By: Chase-Collyer McLaughlin, College Intern
As I walked among the tombstones and iron gates of Old City Cemetery on a warm summer evening, I realized how picturesque the moment truly was. The sun was nearly set behind the huge tree that stands in the center of the cemetery providing a large canopy of lush green leaves for almost all its residents. The fireflies had come out to dance and twinkle among the graves of the dearly departed that are laid to rest in Franklin, TN.
Among these graves was that of William O’Neal Perkins, as well as his wife and children. William O’Neal Perkins was one of the most prominent names among the city of Franklin come the time of the Civil War. He was a big lawyer in the town and resided at what was once known as the Winstead House but is now known today as Franklin Grove. As I starred at the Winstead families’ tombstones, I thought about how beautifully intricate their carvings are and the symbolism that lies behind leaving someone with such a grandiose resting place. William’s tombstone is carved to look like the trunk of a tree with ornate detailing of leaves and vines sprawling throughout the stone. Having a departed father myself, I couldn’t help but wonder why his cemetery doesn’t look quite as picturesque as this historical cemetery? The answer as well as key word here is historical.
Something each of us is faced with within our lifetime is the inevitable yet continually avoided question: what waits for us after this lifetime on the other side? Is there another side? Unfortunately, this blog post nor anyone else for that matter will ever have the definite answer to that, at least not in this realm. However, when we bury those we love, we choose a cemetery, an eternal resting spot if you will, for their physical frame that once walked this earth. We lay them to rest, and we visit time to time to bring new flowers or give a quick hello to those we miss. After that, we leave and do everything possible to avoid cemeteries at all costs. Believe it or not, this was not always the case throughout history.

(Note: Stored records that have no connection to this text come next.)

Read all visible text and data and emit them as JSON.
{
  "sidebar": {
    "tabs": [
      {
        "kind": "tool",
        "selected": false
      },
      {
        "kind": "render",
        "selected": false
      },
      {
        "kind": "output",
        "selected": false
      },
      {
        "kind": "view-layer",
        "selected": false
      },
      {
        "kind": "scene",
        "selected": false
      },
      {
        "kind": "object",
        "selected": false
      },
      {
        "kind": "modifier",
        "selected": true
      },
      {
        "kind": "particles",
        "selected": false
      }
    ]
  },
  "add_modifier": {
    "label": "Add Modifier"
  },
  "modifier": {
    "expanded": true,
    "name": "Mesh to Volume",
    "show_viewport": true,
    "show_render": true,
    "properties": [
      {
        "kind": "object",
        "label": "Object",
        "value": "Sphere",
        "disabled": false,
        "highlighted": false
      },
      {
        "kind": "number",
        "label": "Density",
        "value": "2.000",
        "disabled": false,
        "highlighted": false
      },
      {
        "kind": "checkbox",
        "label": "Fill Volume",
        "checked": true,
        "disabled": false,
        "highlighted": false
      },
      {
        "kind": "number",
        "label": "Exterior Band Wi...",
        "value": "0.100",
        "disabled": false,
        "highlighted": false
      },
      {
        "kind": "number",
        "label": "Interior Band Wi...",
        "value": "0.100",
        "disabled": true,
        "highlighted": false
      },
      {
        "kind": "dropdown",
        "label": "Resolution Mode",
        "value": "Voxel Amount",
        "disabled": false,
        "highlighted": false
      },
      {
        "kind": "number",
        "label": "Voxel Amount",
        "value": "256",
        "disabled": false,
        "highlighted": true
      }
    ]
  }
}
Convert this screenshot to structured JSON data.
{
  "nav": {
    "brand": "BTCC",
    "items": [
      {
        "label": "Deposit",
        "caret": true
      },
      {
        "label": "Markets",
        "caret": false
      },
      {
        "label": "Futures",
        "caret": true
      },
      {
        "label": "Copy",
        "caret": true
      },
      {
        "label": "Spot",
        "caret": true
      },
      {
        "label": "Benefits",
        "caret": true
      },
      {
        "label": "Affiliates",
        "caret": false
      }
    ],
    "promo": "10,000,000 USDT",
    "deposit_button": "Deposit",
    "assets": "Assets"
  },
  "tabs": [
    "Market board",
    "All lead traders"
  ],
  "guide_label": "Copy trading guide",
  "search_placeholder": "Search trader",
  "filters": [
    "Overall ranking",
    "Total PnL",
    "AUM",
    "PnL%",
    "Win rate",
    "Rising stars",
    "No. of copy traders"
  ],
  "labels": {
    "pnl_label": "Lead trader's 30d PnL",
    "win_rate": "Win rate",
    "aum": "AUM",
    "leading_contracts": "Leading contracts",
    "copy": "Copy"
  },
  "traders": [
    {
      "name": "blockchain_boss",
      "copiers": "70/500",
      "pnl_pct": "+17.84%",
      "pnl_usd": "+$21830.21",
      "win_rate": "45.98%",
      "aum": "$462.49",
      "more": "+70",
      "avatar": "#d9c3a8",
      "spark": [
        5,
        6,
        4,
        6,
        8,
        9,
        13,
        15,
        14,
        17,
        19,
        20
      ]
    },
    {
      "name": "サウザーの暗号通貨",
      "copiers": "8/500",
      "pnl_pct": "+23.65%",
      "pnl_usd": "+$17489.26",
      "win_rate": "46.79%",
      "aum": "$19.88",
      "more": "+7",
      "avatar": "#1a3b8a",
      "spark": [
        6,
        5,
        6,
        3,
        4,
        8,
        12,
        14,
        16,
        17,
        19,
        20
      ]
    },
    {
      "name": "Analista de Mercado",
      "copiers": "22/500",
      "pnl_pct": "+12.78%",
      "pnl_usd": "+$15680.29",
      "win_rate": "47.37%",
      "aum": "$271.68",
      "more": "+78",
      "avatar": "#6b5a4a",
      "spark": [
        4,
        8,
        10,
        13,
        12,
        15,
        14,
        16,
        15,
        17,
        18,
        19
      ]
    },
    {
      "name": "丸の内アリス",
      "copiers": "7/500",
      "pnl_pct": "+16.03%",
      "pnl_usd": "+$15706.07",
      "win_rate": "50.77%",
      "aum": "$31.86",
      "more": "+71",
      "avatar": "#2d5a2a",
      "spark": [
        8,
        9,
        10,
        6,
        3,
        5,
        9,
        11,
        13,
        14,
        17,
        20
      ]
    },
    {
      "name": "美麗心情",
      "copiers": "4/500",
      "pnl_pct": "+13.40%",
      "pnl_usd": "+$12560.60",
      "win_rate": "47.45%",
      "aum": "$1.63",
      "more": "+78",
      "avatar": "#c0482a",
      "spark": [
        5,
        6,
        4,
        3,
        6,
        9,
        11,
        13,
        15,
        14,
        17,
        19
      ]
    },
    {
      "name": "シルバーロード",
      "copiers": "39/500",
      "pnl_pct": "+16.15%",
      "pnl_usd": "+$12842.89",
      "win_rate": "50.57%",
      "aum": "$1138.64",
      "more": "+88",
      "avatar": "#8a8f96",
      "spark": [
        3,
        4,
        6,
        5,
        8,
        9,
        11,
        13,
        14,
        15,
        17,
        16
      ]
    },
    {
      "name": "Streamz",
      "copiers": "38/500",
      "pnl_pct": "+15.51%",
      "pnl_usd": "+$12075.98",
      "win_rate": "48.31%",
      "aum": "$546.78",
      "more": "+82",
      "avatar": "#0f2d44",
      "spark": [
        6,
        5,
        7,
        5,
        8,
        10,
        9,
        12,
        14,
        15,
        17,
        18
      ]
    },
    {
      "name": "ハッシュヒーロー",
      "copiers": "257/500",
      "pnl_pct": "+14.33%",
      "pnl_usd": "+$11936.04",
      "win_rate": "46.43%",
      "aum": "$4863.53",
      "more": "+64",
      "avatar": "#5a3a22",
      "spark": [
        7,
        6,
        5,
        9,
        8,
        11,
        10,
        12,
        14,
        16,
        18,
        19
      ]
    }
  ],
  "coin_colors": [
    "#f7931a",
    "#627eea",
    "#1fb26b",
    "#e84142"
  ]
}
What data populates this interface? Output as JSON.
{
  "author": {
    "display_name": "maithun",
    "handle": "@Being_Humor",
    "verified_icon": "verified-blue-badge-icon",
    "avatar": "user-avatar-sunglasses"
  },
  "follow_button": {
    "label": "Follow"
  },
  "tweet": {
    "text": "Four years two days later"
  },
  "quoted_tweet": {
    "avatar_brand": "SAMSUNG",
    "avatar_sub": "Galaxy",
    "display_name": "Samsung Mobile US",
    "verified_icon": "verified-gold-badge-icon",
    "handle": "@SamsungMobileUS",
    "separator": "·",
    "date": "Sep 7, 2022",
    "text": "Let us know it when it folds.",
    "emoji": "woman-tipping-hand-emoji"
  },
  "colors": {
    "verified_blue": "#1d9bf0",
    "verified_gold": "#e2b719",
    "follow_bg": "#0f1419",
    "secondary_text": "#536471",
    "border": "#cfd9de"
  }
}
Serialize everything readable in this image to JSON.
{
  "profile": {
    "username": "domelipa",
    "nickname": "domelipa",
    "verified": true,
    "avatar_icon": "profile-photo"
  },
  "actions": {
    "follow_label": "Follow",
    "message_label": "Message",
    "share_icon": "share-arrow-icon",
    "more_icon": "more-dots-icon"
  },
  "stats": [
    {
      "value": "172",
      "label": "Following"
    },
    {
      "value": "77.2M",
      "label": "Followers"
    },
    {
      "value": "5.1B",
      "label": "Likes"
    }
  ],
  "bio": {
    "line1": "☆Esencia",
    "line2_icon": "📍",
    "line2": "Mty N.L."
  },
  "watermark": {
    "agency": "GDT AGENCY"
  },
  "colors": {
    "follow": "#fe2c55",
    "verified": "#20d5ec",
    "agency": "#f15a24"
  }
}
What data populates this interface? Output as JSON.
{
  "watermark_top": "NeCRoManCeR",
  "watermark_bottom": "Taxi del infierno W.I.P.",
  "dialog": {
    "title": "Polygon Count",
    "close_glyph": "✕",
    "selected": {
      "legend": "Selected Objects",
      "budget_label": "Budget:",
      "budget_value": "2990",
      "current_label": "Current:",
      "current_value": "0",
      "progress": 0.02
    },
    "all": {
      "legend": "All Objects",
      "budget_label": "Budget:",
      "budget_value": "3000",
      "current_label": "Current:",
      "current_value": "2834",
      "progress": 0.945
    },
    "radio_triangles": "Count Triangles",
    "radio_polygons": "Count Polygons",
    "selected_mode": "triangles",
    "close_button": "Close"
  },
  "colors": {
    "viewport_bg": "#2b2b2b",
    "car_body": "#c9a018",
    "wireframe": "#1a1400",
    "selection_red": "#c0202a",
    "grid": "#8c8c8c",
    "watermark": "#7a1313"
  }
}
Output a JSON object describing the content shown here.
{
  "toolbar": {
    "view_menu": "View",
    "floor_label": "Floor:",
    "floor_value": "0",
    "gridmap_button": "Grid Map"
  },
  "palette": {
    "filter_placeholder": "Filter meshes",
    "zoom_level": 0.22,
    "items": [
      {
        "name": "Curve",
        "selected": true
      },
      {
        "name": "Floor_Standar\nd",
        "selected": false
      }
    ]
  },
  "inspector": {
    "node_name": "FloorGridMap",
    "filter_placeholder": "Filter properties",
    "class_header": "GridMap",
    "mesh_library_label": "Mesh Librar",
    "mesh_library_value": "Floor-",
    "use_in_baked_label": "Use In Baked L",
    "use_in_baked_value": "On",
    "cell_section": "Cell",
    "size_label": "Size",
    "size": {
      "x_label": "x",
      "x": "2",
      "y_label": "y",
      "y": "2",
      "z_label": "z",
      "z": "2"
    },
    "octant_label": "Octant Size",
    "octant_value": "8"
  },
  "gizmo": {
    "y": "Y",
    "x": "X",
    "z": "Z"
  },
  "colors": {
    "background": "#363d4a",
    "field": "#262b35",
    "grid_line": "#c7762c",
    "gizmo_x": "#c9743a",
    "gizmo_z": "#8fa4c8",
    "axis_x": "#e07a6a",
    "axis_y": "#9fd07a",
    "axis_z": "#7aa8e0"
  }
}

Today, the symbolisms cemeteries hold for people vary but often leave feelings of grief, heartache, avoidance and even fear. When cemeteries were created in 1831, there was a very different outlook on them. They served as a meeting ground where the dead and the living could congregate. People would spend hours amongst their deceased loved ones not only grieving but enjoying their present day lives as well and sharing them with the dearly departed. Author and historian Rebecca Greenfield her article in The Atlantic remarks, “People flocked to cemeteries for picnics, for hunting and shooting and carriage racing. These places became so popular that not only were guidebooks issued to guide visitors, but also all kinds of rules were posted.”
At that time in history, people didn’t have as many places to social gather like we do today. There was no Frothy Monkey off 5th at which to meet up on the back deck, there was no Franklin Theatre at which to catch a film. When graveyards were established, they almost seemed like a playground to the townspeople to frolic and explore. What’s funny is even though many would deny it or try to play it off, a lot of people still to this day get a tiny rush of excitement when standing on the outskirts of a historic graveyard. Whether it’s a tiny adrenaline rush from something considered to be spooky or a giddy excitement to be amongst something so historically significant, historic cemeteries still know how to lure a crowd.
Because people planned on spending so much time within the cemetery in that era, it was only natural to put a lot of effort into a loved one’s burial place, considering it was going to be the stomping grounds for a lot of live people. The citizens wanted to enjoy hanging out there while being surrounded by an elegant environment. They weren’t looking to be sad and somber while carriage racing, I can tell you that much. However, the appearances of the cemetery were not the only focus of the townspeople. The location of the cemetery carried a great deal of significance. In Franklin, they purposely chose the north side of town to lay the dead to rest because they were smart enough to know they needed distance between the bodies buried in the soil and the nearest river that would be their water supply. No one wanted cross contamination of the two.
Although historical cemeteries hold much more whimsy and grandeur compared to modern day cemeteries, the one commonality they share is the importance the space holds. Whether it be the 19th century or the 21st century, it is never easy to say goodbye to those we love or once knew. The creation of cemeteries in general brings a certain element of ease to the grieving process. Nothing takes away the pain of losing someone we once loved; however, it is brings comfort to know we can still pay tribute and celebrate the life that once was when we visit a cemetery.